5) The argument put forth by the IT Department and AT&T that the entire system must be replaced at one time is false. The ShoreTel can be implemented gradually and incrementally alongside the Nortel. Commissioners were provided the following material to document this fact. Commissioner Infantini confirmed this as well, and told the other board members of her findings.
As you can see, the Commissioners were provided with numerous reasons to postpone the AT&T contract extension decision, including documented cost savings by the Brevard County Clerk of Courts that backs up the figures provided by yours truly and other vendors. Why they chose to ignore all of the information given them and instead chose to listen to arguments made by staff and incumbent vendor AT&T is something only they can answer, but the situation reminds me of this quote from Atlas Shrugged:

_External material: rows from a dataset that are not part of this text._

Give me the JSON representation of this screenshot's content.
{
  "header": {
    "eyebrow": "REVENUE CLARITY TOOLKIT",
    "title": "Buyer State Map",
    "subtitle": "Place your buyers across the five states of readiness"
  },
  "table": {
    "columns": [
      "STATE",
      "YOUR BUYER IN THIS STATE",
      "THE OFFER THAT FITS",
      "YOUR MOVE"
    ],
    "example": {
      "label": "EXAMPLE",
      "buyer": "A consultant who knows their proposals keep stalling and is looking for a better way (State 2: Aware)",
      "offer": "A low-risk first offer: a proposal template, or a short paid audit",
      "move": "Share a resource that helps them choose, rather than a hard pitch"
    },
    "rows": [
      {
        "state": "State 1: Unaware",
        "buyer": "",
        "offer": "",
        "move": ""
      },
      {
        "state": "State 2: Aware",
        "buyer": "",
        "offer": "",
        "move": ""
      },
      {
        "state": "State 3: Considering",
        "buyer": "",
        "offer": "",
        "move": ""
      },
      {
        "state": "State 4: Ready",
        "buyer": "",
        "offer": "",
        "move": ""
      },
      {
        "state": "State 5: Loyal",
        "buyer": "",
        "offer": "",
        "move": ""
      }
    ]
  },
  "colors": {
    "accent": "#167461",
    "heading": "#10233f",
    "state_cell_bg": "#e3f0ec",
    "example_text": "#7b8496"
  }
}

Thinking is man’s only basic virtue, from which all the others proceed. And his basic vice, the source of all his evils, is that nameless act which all of you practice, but struggle never to admit: the act of blanking out, the willful suspension of one’s consciousness, the refusal to think—not blindness, but the refusal to see; not ignorance, but the refusal to know. It is the act of unfocusing your mind and inducing an inner fog to escape the responsibility of judgment—on the unstated premise that a thing will not exist if only you refuse to identify it, that A will not be A so long as you do not pronounce the verdict “It is.”
– Ayn Rand, Atlas Shrugged
This is exactly what the Commissioners that voted for this contract extension did. They blanked out the facts provided them and shifted the responsibility of judgement to staff, who is clearly very tight with incumbent vendor AT&T. Last I checked, the Commissioners are there to set policy and direct staff – not the other way around.